───── PROVIDED MATERIAL ─────
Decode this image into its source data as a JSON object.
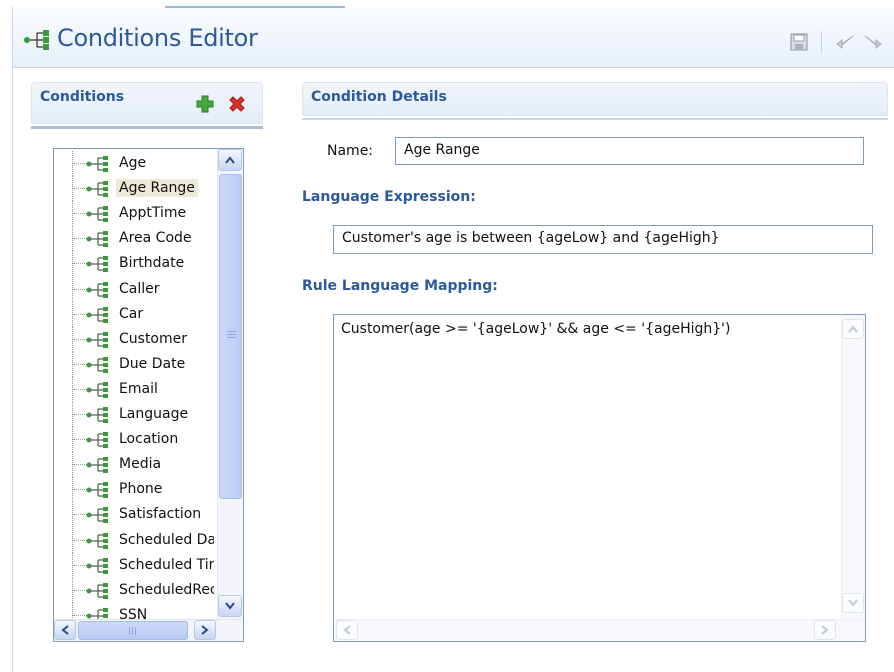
{
  "header": {
    "title": "Conditions Editor",
    "icon": "conditions-tree-icon",
    "toolbar": [
      {
        "name": "save-icon"
      },
      {
        "name": "undo-icon"
      },
      {
        "name": "redo-icon"
      }
    ]
  },
  "conditions_panel": {
    "title": "Conditions",
    "add_icon": "green-plus-icon",
    "delete_icon": "red-x-icon",
    "items": [
      {
        "label": "Age",
        "selected": false
      },
      {
        "label": "Age Range",
        "selected": true
      },
      {
        "label": "ApptTime",
        "selected": false
      },
      {
        "label": "Area Code",
        "selected": false
      },
      {
        "label": "Birthdate",
        "selected": false
      },
      {
        "label": "Caller",
        "selected": false
      },
      {
        "label": "Car",
        "selected": false
      },
      {
        "label": "Customer",
        "selected": false
      },
      {
        "label": "Due Date",
        "selected": false
      },
      {
        "label": "Email",
        "selected": false
      },
      {
        "label": "Language",
        "selected": false
      },
      {
        "label": "Location",
        "selected": false
      },
      {
        "label": "Media",
        "selected": false
      },
      {
        "label": "Phone",
        "selected": false
      },
      {
        "label": "Satisfaction",
        "selected": false
      },
      {
        "label": "Scheduled Da",
        "selected": false
      },
      {
        "label": "Scheduled Tin",
        "selected": false
      },
      {
        "label": "ScheduledRec",
        "selected": false
      },
      {
        "label": "SSN",
        "selected": false
      }
    ]
  },
  "details_panel": {
    "title": "Condition Details",
    "name_label": "Name:",
    "name_value": "Age Range",
    "language_expression_label": "Language Expression:",
    "language_expression_value": "Customer's age is between {ageLow} and {ageHigh}",
    "rule_mapping_label": "Rule Language Mapping:",
    "rule_mapping_value": "Customer(age >= '{ageLow}' && age <= '{ageHigh}')"
  },
  "colors": {
    "accent": "#2a5a9c",
    "header_bg": "#e7eff9",
    "selection": "#ece9d8",
    "border": "#7f9db9"
  }
}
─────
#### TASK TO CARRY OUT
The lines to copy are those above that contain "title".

#### SOLUTION BELOW
    "title": "Conditions Editor",
    "title": "Conditions",
    "title": "Condition Details",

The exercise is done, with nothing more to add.